Mystic River and Monster are both excellent movies.  I believe Charlize Theron won the Oscar for Monster, and she certainly deserved it.  Clint Eastwood directed Sean Penn in Mystic River.

Dark Blue is an overlooked entry from that year.  Kurt Russell shines in that movie.

Both Old School and Elf mark the rise of Will Ferrell.  He's a household name now, but at the time he was just "that guy from SNL."

Intolerable Cruelty is a good movie on its own merits, but I could turn the sound off and just stare at Catherine Zeta-Jones.  My God she is beautiful.

If you haven't seen Bad Santa you should.

Biggest Movies of 2004: Shrek 2, Harry Potter and the Prisoner of Azkaban, Spider-Man 2, The Incredibles, The Passion of the Christ, The Day After Tomorrow, Meet the Fockers, Troy, Shark Tale, Ocean's Twelve

Spider-Man 2 is hands down the best movie of 2004.  It is also one of the best superhero movies ever.

There was a great deal of controversy over The Passion of the Christ, Mel Gibson's film about Christ's final days.  I saw it in the theater, and audience reactions were interesting.  I thought it was a good film, but not as good as The Last Temptation of Christ.

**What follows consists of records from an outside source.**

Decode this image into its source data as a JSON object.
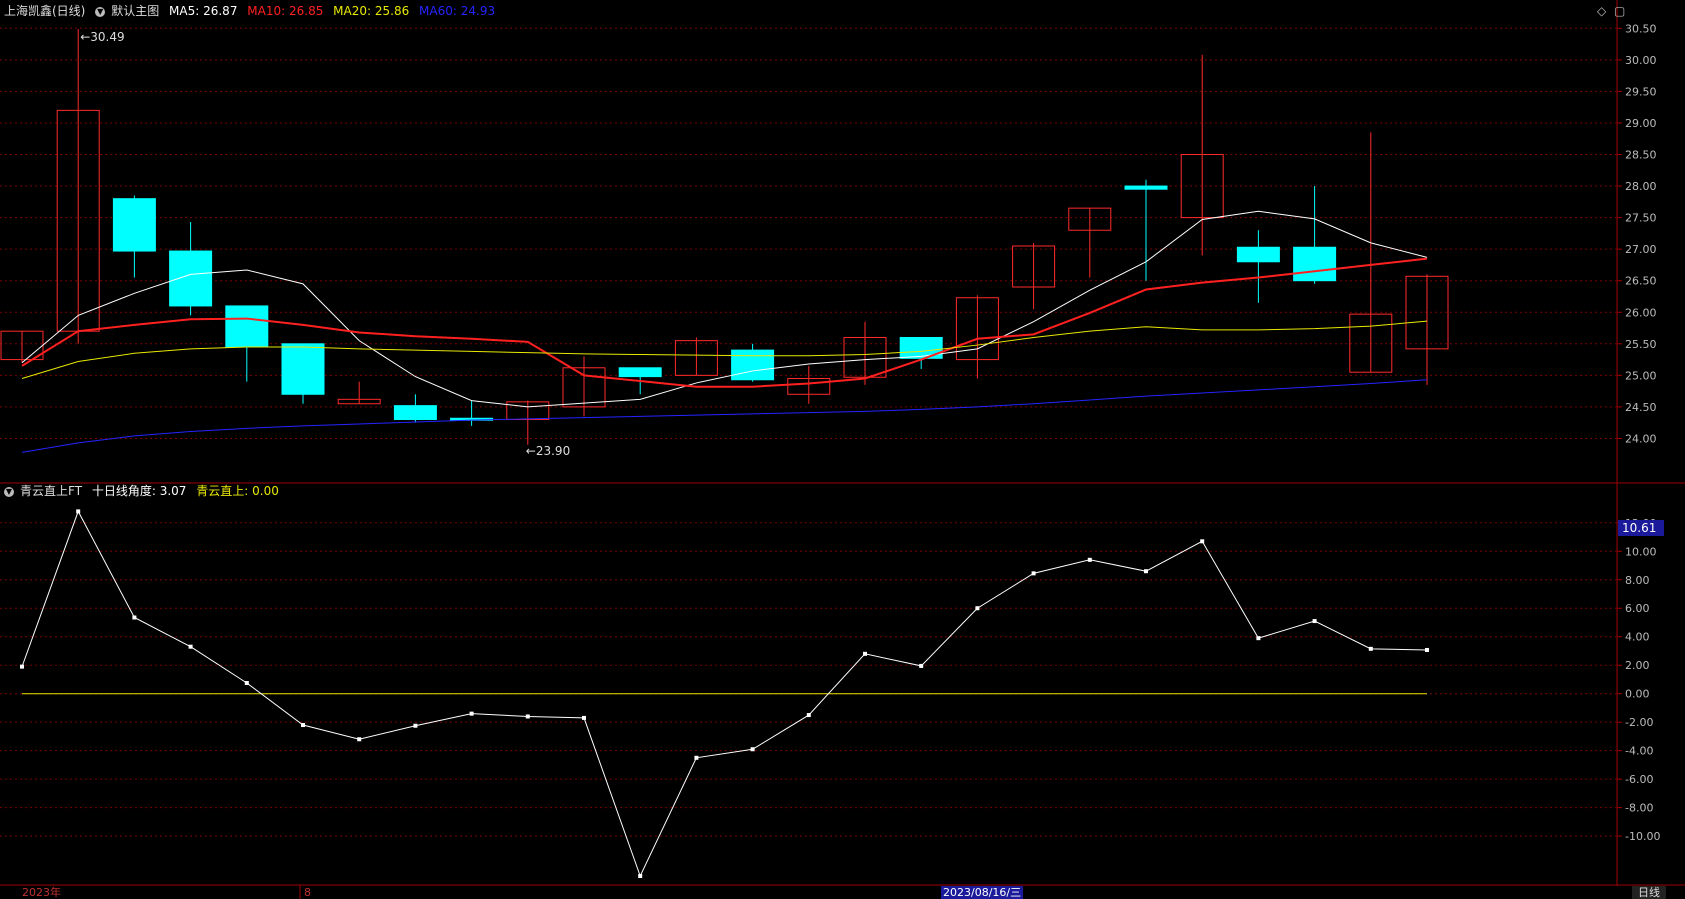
{
  "header": {
    "stock_title": "上海凯鑫(日线)",
    "template_name": "默认主图",
    "ma5": "MA5: 26.87",
    "ma10": "MA10: 26.85",
    "ma20": "MA20: 25.86",
    "ma60": "MA60: 24.93"
  },
  "indicator_header": {
    "name": "青云直上FT",
    "angle_label": "十日线角度: 3.07",
    "signal_label": "青云直上: 0.00"
  },
  "price_annotations": {
    "high": "30.49",
    "low": "23.90"
  },
  "indicator_current": "10.61",
  "bottom": {
    "year_label": "2023年",
    "month_label": "8",
    "cursor_date": "2023/08/16/三",
    "period_button": "日线"
  },
  "colors": {
    "up": "#ff2a2a",
    "down": "#00ffff",
    "ma5": "#ffffff",
    "ma10": "#ff2020",
    "ma20": "#e8e800",
    "ma60": "#2424ff",
    "grid": "#7a0000",
    "axis_text": "#bbbbbb"
  },
  "chart_data": [
    {
      "type": "candlestick",
      "title": "上海凯鑫(日线)",
      "ylim": [
        23.5,
        30.6
      ],
      "y_ticks": [
        24.0,
        24.5,
        25.0,
        25.5,
        26.0,
        26.5,
        27.0,
        27.5,
        28.0,
        28.5,
        29.0,
        29.5,
        30.0,
        30.5
      ],
      "candles": [
        {
          "o": 25.25,
          "h": 25.7,
          "l": 25.2,
          "c": 25.7
        },
        {
          "o": 25.7,
          "h": 30.49,
          "l": 25.5,
          "c": 29.2
        },
        {
          "o": 27.8,
          "h": 27.85,
          "l": 26.55,
          "c": 26.97
        },
        {
          "o": 26.97,
          "h": 27.43,
          "l": 25.95,
          "c": 26.1
        },
        {
          "o": 26.1,
          "h": 26.1,
          "l": 24.9,
          "c": 25.45
        },
        {
          "o": 25.5,
          "h": 25.5,
          "l": 24.55,
          "c": 24.7
        },
        {
          "o": 24.55,
          "h": 24.9,
          "l": 24.55,
          "c": 24.62
        },
        {
          "o": 24.52,
          "h": 24.7,
          "l": 24.25,
          "c": 24.3
        },
        {
          "o": 24.32,
          "h": 24.6,
          "l": 24.2,
          "c": 24.3
        },
        {
          "o": 24.3,
          "h": 24.6,
          "l": 23.9,
          "c": 24.58
        },
        {
          "o": 24.5,
          "h": 25.3,
          "l": 24.35,
          "c": 25.12
        },
        {
          "o": 25.12,
          "h": 25.12,
          "l": 24.7,
          "c": 24.98
        },
        {
          "o": 25.0,
          "h": 25.6,
          "l": 25.0,
          "c": 25.55
        },
        {
          "o": 25.4,
          "h": 25.5,
          "l": 24.9,
          "c": 24.93
        },
        {
          "o": 24.7,
          "h": 25.15,
          "l": 24.55,
          "c": 24.95
        },
        {
          "o": 24.97,
          "h": 25.85,
          "l": 24.85,
          "c": 25.6
        },
        {
          "o": 25.6,
          "h": 25.6,
          "l": 25.1,
          "c": 25.27
        },
        {
          "o": 25.25,
          "h": 26.27,
          "l": 24.95,
          "c": 26.23
        },
        {
          "o": 26.4,
          "h": 27.1,
          "l": 26.05,
          "c": 27.05
        },
        {
          "o": 27.3,
          "h": 27.65,
          "l": 26.55,
          "c": 27.65
        },
        {
          "o": 28.0,
          "h": 28.1,
          "l": 26.5,
          "c": 27.95
        },
        {
          "o": 27.5,
          "h": 30.08,
          "l": 26.9,
          "c": 28.5
        },
        {
          "o": 27.03,
          "h": 27.3,
          "l": 26.15,
          "c": 26.8
        },
        {
          "o": 27.03,
          "h": 28.0,
          "l": 26.45,
          "c": 26.5
        },
        {
          "o": 25.05,
          "h": 28.85,
          "l": 25.05,
          "c": 25.97
        },
        {
          "o": 25.42,
          "h": 26.6,
          "l": 24.85,
          "c": 26.57
        }
      ],
      "series": [
        {
          "name": "MA5",
          "values": [
            25.2,
            25.95,
            26.3,
            26.6,
            26.67,
            26.45,
            25.55,
            24.98,
            24.6,
            24.5,
            24.56,
            24.62,
            24.88,
            25.07,
            25.18,
            25.25,
            25.3,
            25.42,
            25.85,
            26.35,
            26.8,
            27.47,
            27.6,
            27.48,
            27.1,
            26.87
          ]
        },
        {
          "name": "MA10",
          "values": [
            25.15,
            25.7,
            25.8,
            25.89,
            25.9,
            25.8,
            25.68,
            25.62,
            25.58,
            25.53,
            25.0,
            24.91,
            24.82,
            24.82,
            24.87,
            24.95,
            25.25,
            25.58,
            25.65,
            25.99,
            26.36,
            26.47,
            26.55,
            26.65,
            26.75,
            26.85
          ]
        },
        {
          "name": "MA20",
          "values": [
            24.95,
            25.22,
            25.35,
            25.42,
            25.45,
            25.45,
            25.42,
            25.4,
            25.38,
            25.36,
            25.34,
            25.33,
            25.32,
            25.31,
            25.31,
            25.33,
            25.38,
            25.48,
            25.6,
            25.7,
            25.77,
            25.72,
            25.72,
            25.74,
            25.78,
            25.86
          ]
        },
        {
          "name": "MA60",
          "values": [
            23.78,
            23.93,
            24.04,
            24.11,
            24.16,
            24.2,
            24.23,
            24.26,
            24.29,
            24.31,
            24.33,
            24.35,
            24.37,
            24.39,
            24.41,
            24.43,
            24.46,
            24.5,
            24.55,
            24.61,
            24.67,
            24.72,
            24.77,
            24.82,
            24.87,
            24.93
          ]
        }
      ]
    },
    {
      "type": "line",
      "title": "青云直上FT",
      "ylim": [
        -12.8,
        13.6
      ],
      "y_ticks": [
        -10.0,
        -8.0,
        -6.0,
        -4.0,
        -2.0,
        0.0,
        2.0,
        4.0,
        6.0,
        8.0,
        10.0,
        12.0
      ],
      "series": [
        {
          "name": "十日线角度",
          "values": [
            1.9,
            12.8,
            5.35,
            3.3,
            0.75,
            -2.2,
            -3.2,
            -2.25,
            -1.4,
            -1.6,
            -1.7,
            -12.8,
            -4.5,
            -3.9,
            -1.5,
            2.8,
            1.95,
            6.0,
            8.45,
            9.4,
            8.6,
            10.7,
            3.9,
            5.1,
            3.15,
            3.07
          ]
        },
        {
          "name": "青云直上",
          "values": [
            0,
            0,
            0,
            0,
            0,
            0,
            0,
            0,
            0,
            0,
            0,
            0,
            0,
            0,
            0,
            0,
            0,
            0,
            0,
            0,
            0,
            0,
            0,
            0,
            0,
            0
          ]
        }
      ]
    }
  ]
}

Honorable Mentions: The Aviator, Million Dollar Baby, Ray, Eternal Sunshine of the Spotless Mind, The Butterfly Effect, Dawn of the Dead, Hellboy, Kill Bill Vol. 2, 13 Going On 30, Napoleon Dynamite, Dodgeball: A True Underdog Story, The Terminal, Anchorman: The Legend of Ron Burgundy, Garden State, The Manchurian Candidate, Collateral, Saw, Kung Fu (Hustle), Hotel Rwanda, In Good Company

I have seen Million Dollar Baby so many times.

Napoleon Dynamite and Dodgeball were both hilarious movies.  Anchorman, however, trumps them both.  I have large sections of Anchorman committed to memory.

The Manchurian Candidate should have done better at the box office.  Perhaps it was too dark for most people.  Meryl Streep and Liev Schreiber are great in that movie.

I parenthesize the "Hustle" in Kung Fu Hustle because that movie was known simply as Kung Fu in Asia.  I'm not sure why they added the "Hustle" for American audiences.

Hotel Rwanda is an excellent film featuring Don Cheadle.